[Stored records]
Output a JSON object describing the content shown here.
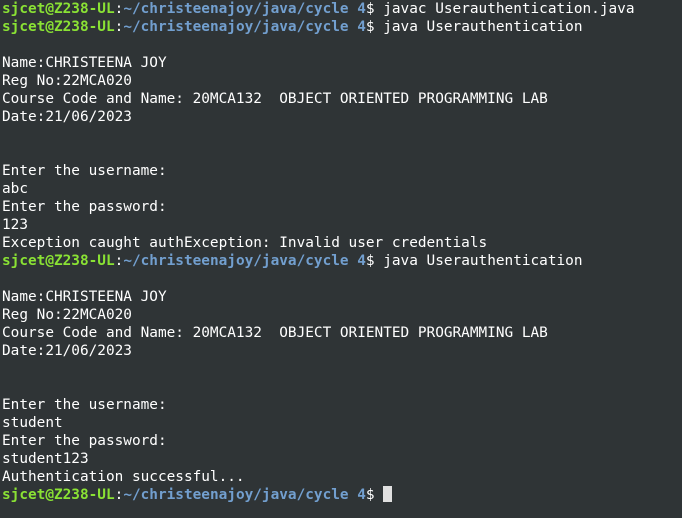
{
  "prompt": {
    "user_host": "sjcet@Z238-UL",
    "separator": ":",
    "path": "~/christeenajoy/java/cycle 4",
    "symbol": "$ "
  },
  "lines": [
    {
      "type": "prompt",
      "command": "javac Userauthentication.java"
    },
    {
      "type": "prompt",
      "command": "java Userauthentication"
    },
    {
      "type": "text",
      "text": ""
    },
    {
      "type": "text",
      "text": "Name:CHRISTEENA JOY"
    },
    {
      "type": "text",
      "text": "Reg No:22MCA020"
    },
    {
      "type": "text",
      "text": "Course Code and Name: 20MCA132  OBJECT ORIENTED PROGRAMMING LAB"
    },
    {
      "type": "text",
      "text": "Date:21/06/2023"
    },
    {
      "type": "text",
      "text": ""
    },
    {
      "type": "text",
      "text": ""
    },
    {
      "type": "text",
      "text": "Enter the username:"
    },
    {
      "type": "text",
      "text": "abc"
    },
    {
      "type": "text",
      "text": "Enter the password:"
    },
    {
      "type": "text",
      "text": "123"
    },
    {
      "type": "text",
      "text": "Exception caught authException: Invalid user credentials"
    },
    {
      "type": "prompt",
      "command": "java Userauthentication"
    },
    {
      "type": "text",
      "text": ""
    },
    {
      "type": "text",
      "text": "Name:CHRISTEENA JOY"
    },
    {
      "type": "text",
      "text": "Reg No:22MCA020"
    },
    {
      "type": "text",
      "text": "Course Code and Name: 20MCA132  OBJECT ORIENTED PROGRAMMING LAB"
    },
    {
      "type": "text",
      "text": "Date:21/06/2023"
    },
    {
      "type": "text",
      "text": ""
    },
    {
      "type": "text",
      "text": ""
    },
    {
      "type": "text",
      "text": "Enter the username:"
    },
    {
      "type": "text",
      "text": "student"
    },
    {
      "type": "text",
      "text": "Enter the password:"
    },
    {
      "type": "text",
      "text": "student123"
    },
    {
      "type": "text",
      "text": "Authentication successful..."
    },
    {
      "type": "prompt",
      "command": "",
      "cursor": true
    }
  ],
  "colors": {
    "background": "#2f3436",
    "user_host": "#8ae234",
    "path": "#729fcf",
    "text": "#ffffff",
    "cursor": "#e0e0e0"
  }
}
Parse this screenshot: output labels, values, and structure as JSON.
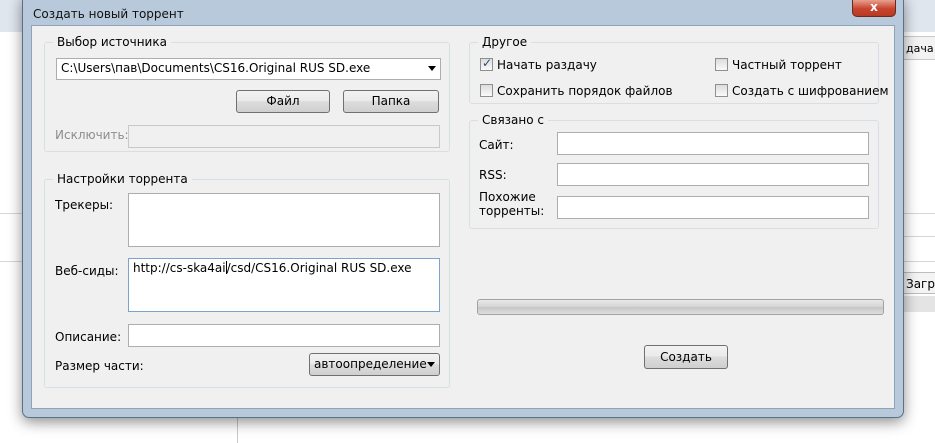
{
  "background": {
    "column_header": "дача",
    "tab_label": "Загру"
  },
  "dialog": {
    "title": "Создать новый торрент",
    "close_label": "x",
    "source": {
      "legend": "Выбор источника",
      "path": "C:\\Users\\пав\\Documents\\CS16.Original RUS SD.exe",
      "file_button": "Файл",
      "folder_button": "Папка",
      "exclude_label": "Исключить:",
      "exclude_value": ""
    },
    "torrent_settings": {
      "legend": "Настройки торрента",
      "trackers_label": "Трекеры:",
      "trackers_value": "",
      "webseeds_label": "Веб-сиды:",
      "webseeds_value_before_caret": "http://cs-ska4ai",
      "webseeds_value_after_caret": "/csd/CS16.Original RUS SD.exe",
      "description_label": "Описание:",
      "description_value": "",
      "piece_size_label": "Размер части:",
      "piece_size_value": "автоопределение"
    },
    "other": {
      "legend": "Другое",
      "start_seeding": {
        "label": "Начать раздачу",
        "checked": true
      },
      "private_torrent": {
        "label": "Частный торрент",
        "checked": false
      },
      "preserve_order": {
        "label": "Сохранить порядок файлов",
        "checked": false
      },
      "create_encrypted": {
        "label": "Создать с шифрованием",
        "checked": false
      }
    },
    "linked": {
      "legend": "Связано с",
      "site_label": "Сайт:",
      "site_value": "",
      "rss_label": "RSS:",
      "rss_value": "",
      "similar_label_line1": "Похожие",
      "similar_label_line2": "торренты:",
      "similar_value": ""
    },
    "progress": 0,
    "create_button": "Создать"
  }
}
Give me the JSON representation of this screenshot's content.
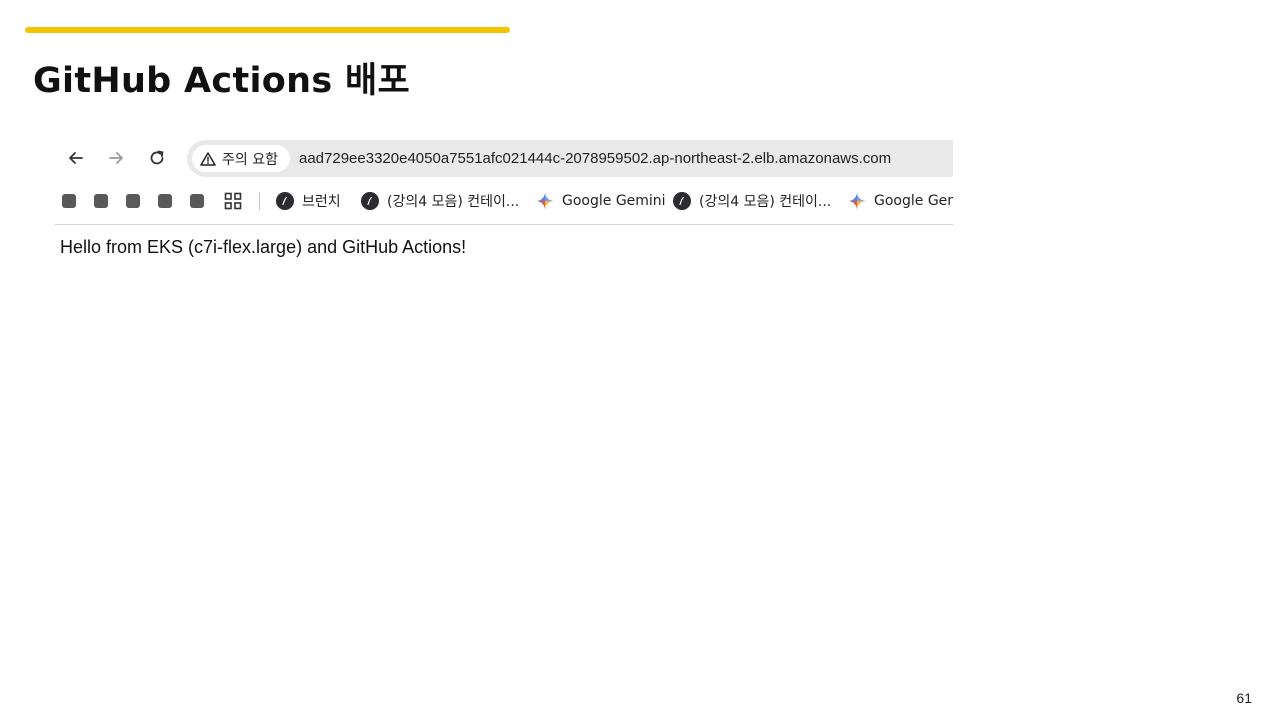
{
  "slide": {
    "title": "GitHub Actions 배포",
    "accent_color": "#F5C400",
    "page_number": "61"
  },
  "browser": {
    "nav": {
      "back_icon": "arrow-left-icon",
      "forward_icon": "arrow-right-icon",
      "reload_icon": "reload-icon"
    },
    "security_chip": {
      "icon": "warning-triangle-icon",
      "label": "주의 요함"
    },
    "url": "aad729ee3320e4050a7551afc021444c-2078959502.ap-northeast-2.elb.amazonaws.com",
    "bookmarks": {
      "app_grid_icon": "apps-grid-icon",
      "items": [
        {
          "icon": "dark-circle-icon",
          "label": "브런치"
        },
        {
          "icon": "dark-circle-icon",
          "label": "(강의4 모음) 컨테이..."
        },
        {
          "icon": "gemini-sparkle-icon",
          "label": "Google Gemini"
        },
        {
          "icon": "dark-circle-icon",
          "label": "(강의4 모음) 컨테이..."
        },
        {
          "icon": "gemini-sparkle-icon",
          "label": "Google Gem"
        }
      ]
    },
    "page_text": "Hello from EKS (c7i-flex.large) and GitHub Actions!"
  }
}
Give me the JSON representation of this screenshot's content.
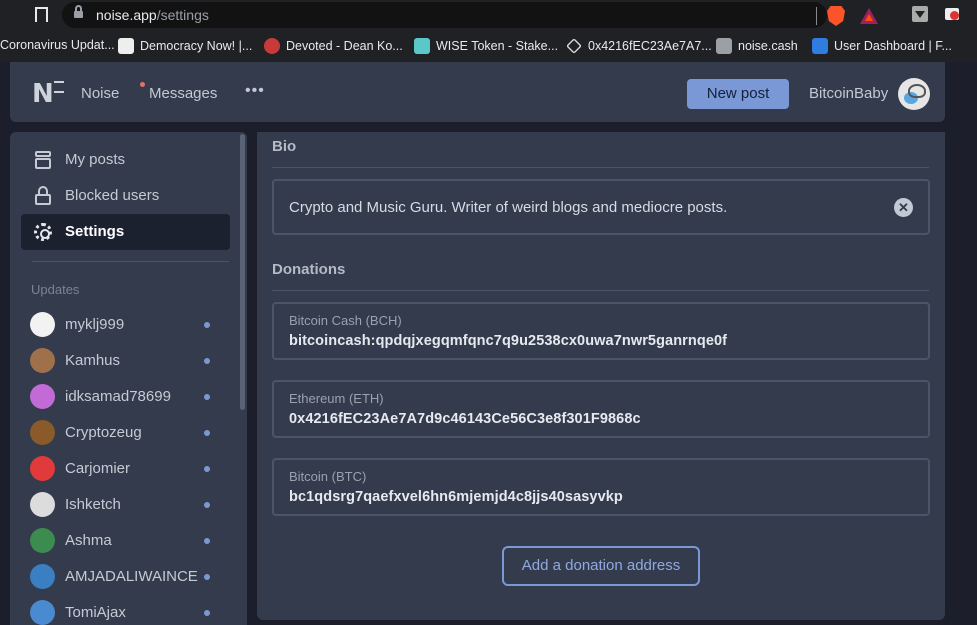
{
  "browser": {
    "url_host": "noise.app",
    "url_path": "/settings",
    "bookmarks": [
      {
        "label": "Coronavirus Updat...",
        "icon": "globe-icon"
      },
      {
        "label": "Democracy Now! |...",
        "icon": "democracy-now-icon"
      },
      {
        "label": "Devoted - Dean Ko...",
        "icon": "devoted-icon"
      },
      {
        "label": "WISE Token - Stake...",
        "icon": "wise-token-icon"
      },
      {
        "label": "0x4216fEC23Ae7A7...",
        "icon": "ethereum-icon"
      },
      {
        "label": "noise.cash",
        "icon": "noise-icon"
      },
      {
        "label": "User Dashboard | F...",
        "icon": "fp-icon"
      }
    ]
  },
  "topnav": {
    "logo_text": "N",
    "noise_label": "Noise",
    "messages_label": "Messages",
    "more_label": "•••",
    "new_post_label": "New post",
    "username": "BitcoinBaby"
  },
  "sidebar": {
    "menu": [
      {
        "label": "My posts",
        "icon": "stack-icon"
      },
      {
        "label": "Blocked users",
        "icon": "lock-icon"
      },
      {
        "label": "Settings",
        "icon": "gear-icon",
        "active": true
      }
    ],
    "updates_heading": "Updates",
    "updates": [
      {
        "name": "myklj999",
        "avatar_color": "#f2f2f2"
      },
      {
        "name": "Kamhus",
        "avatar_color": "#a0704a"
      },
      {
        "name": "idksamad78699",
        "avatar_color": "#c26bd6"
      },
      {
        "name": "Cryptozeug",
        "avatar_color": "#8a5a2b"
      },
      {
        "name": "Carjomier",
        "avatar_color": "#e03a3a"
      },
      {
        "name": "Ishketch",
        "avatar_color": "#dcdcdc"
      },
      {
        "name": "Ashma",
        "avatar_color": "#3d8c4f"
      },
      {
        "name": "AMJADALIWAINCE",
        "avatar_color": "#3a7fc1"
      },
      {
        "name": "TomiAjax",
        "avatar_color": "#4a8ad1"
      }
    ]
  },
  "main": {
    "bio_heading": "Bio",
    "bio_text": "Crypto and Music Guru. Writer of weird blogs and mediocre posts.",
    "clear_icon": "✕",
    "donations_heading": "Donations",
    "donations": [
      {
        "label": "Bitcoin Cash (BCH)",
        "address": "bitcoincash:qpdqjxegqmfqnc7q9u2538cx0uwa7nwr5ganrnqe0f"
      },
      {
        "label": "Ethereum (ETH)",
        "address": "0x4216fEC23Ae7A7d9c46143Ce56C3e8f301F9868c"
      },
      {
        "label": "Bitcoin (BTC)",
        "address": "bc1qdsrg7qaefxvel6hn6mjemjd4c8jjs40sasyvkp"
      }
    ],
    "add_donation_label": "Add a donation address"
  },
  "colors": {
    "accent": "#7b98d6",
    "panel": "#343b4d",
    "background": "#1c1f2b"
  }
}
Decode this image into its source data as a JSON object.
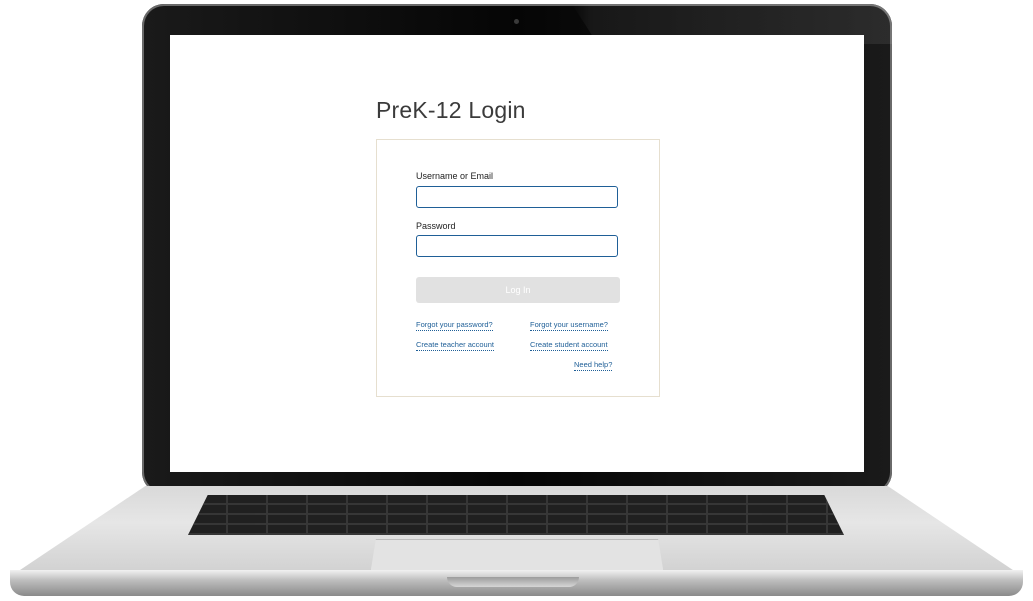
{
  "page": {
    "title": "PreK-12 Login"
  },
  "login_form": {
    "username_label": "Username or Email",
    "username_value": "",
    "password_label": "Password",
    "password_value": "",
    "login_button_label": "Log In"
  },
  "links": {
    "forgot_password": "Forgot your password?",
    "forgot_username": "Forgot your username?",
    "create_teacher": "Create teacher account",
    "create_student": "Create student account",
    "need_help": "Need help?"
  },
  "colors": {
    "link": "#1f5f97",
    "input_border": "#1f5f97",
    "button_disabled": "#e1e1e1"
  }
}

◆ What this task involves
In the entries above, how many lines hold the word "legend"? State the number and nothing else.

◆ Output for this task
4